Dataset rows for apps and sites
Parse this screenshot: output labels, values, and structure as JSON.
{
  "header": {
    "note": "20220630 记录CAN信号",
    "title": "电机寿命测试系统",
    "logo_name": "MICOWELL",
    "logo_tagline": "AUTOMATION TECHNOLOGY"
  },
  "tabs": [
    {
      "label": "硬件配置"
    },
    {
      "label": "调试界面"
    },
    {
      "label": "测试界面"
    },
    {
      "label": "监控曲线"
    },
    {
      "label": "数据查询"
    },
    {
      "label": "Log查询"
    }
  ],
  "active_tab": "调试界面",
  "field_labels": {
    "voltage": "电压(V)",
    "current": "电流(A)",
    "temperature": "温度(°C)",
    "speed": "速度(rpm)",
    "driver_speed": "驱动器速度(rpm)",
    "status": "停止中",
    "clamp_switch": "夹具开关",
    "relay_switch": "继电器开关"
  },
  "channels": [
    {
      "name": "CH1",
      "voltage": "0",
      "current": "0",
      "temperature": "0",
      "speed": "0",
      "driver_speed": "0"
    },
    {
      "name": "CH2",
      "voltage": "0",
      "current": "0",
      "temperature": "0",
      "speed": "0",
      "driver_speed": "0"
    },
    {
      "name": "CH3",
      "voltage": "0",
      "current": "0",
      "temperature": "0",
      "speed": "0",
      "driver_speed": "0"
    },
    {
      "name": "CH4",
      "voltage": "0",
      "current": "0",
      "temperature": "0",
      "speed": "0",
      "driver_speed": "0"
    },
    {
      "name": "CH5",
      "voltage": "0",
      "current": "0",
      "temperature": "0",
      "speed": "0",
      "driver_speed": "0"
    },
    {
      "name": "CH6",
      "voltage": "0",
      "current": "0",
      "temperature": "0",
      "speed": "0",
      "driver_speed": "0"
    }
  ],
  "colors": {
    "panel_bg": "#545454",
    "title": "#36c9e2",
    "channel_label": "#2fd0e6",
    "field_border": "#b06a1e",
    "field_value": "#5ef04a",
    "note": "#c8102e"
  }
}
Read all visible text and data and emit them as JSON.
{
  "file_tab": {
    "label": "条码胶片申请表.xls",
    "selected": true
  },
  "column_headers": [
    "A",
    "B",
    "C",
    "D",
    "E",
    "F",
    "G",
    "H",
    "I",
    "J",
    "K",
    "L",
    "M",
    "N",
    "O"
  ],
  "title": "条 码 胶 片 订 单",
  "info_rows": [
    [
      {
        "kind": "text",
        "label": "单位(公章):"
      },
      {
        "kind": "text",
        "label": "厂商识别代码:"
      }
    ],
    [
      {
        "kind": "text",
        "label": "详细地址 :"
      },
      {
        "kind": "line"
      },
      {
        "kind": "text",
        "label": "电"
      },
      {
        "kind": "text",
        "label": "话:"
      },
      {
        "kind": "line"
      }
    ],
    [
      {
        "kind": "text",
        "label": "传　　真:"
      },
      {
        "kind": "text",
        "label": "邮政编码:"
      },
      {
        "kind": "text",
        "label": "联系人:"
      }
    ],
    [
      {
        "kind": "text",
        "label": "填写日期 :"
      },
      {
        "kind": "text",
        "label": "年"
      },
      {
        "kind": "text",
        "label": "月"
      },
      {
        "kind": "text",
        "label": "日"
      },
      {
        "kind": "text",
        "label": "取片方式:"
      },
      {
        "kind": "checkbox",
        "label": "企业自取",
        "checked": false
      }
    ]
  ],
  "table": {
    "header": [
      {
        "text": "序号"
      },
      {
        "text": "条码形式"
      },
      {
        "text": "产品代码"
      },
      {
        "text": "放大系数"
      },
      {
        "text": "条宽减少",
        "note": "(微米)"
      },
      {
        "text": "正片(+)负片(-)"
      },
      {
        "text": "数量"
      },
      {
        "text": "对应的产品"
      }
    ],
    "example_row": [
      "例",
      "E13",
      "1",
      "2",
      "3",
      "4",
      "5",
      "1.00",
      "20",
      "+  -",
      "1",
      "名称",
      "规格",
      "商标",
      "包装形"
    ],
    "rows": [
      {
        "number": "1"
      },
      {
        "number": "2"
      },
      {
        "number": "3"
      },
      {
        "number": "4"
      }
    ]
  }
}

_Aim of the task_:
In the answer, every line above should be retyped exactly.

_Answer box_:
Parse this screenshot: output labels, values, and structure as JSON.
{
  "header": {
    "note": "20220630 记录CAN信号",
    "title": "电机寿命测试系统",
    "logo_name": "MICOWELL",
    "logo_tagline": "AUTOMATION TECHNOLOGY"
  },
  "tabs": [
    {
      "label": "硬件配置"
    },
    {
      "label": "调试界面"
    },
    {
      "label": "测试界面"
    },
    {
      "label": "监控曲线"
    },
    {
      "label": "数据查询"
    },
    {
      "label": "Log查询"
    }
  ],
  "active_tab": "调试界面",
  "field_labels": {
    "voltage": "电压(V)",
    "current": "电流(A)",
    "temperature": "温度(°C)",
    "speed": "速度(rpm)",
    "driver_speed": "驱动器速度(rpm)",
    "status": "停止中",
    "clamp_switch": "夹具开关",
    "relay_switch": "继电器开关"
  },
  "channels": [
    {
      "name": "CH1",
      "voltage": "0",
      "current": "0",
      "temperature": "0",
      "speed": "0",
      "driver_speed": "0"
    },
    {
      "name": "CH2",
      "voltage": "0",
      "current": "0",
      "temperature": "0",
      "speed": "0",
      "driver_speed": "0"
    },
    {
      "name": "CH3",
      "voltage": "0",
      "current": "0",
      "temperature": "0",
      "speed": "0",
      "driver_speed": "0"
    },
    {
      "name": "CH4",
      "voltage": "0",
      "current": "0",
      "temperature": "0",
      "speed": "0",
      "driver_speed": "0"
    },
    {
      "name": "CH5",
      "voltage": "0",
      "current": "0",
      "temperature": "0",
      "speed": "0",
      "driver_speed": "0"
    },
    {
      "name": "CH6",
      "voltage": "0",
      "current": "0",
      "temperature": "0",
      "speed": "0",
      "driver_speed": "0"
    }
  ],
  "colors": {
    "panel_bg": "#545454",
    "title": "#36c9e2",
    "channel_label": "#2fd0e6",
    "field_border": "#b06a1e",
    "field_value": "#5ef04a",
    "note": "#c8102e"
  }
}
Read all visible text and data and emit them as JSON.
{
  "file_tab": {
    "label": "条码胶片申请表.xls",
    "selected": true
  },
  "column_headers": [
    "A",
    "B",
    "C",
    "D",
    "E",
    "F",
    "G",
    "H",
    "I",
    "J",
    "K",
    "L",
    "M",
    "N",
    "O"
  ],
  "title": "条 码 胶 片 订 单",
  "info_rows": [
    [
      {
        "kind": "text",
        "label": "单位(公章):"
      },
      {
        "kind": "text",
        "label": "厂商识别代码:"
      }
    ],
    [
      {
        "kind": "text",
        "label": "详细地址 :"
      },
      {
        "kind": "line"
      },
      {
        "kind": "text",
        "label": "电"
      },
      {
        "kind": "text",
        "label": "话:"
      },
      {
        "kind": "line"
      }
    ],
    [
      {
        "kind": "text",
        "label": "传　　真:"
      },
      {
        "kind": "text",
        "label": "邮政编码:"
      },
      {
        "kind": "text",
        "label": "联系人:"
      }
    ],
    [
      {
        "kind": "text",
        "label": "填写日期 :"
      },
      {
        "kind": "text",
        "label": "年"
      },
      {
        "kind": "text",
        "label": "月"
      },
      {
        "kind": "text",
        "label": "日"
      },
      {
        "kind": "text",
        "label": "取片方式:"
      },
      {
        "kind": "checkbox",
        "label": "企业自取",
        "checked": false
      }
    ]
  ],
  "table": {
    "header": [
      {
        "text": "序号"
      },
      {
        "text": "条码形式"
      },
      {
        "text": "产品代码"
      },
      {
        "text": "放大系数"
      },
      {
        "text": "条宽减少",
        "note": "(微米)"
      },
      {
        "text": "正片(+)负片(-)"
      },
      {
        "text": "数量"
      },
      {
        "text": "对应的产品"
      }
    ],
    "example_row": [
      "例",
      "E13",
      "1",
      "2",
      "3",
      "4",
      "5",
      "1.00",
      "20",
      "+  -",
      "1",
      "名称",
      "规格",
      "商标",
      "包装形"
    ],
    "rows": [
      {
        "number": "1"
      },
      {
        "number": "2"
      },
      {
        "number": "3"
      },
      {
        "number": "4"
      }
    ]
  }
}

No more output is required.